=== Begin Enclosure ===

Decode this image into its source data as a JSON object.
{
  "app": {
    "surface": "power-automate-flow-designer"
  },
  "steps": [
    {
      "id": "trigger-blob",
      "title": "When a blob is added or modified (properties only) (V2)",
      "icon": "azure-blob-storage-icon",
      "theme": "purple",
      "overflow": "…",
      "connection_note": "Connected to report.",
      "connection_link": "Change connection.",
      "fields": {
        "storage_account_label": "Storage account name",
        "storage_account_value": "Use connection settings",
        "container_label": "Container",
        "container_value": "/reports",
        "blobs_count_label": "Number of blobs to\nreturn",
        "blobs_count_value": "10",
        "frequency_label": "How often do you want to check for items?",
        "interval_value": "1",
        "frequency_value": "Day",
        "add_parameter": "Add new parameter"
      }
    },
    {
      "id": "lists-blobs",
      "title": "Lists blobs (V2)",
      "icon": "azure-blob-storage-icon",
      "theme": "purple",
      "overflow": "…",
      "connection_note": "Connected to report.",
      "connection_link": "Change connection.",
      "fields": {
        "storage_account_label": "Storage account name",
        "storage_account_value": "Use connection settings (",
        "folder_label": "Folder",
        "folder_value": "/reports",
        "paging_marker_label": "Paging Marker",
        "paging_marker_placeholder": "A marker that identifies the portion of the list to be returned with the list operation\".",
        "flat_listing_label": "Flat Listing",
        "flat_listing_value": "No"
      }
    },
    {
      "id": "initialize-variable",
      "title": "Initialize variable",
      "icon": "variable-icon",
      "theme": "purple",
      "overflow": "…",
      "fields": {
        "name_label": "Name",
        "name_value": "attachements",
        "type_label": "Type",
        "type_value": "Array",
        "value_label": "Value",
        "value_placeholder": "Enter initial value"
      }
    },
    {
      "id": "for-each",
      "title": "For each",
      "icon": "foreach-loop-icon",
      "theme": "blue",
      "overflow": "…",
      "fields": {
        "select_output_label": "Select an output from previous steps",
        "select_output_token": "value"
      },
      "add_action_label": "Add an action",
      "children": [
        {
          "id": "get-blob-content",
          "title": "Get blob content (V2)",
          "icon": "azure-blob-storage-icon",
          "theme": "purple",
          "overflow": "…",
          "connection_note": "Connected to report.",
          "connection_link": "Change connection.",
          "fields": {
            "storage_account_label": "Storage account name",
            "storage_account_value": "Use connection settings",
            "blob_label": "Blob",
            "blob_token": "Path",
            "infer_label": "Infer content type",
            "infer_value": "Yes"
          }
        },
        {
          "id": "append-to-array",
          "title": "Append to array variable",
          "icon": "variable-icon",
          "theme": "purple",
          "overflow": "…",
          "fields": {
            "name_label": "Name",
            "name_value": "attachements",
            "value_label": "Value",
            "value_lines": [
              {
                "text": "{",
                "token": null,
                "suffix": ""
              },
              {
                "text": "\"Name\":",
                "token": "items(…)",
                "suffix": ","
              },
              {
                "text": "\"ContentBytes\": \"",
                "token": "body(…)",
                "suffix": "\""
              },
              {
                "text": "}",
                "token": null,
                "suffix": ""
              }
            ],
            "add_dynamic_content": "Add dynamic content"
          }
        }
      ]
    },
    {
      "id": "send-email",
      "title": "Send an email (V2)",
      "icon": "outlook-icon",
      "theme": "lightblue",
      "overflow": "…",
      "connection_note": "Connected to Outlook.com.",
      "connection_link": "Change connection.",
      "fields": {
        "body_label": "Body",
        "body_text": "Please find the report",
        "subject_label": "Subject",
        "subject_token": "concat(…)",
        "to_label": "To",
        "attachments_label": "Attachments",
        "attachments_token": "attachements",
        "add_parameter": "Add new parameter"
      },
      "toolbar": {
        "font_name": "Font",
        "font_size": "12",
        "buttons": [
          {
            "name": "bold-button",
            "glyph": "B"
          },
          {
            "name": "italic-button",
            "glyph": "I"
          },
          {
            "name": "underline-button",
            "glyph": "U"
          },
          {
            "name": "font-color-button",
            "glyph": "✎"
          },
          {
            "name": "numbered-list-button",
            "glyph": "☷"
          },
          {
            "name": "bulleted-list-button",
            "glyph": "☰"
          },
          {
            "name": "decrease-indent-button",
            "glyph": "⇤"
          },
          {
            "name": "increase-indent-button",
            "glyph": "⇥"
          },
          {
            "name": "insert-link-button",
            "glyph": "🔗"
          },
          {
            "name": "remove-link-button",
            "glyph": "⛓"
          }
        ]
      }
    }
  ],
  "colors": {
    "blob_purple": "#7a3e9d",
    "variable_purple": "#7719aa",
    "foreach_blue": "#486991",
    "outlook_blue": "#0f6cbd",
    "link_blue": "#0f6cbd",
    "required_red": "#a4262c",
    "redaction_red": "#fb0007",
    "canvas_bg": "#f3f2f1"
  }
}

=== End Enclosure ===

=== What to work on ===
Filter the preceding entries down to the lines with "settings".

=== Task result ===
        "storage_account_value": "Use connection settings",
        "storage_account_value": "Use connection settings (",
            "storage_account_value": "Use connection settings",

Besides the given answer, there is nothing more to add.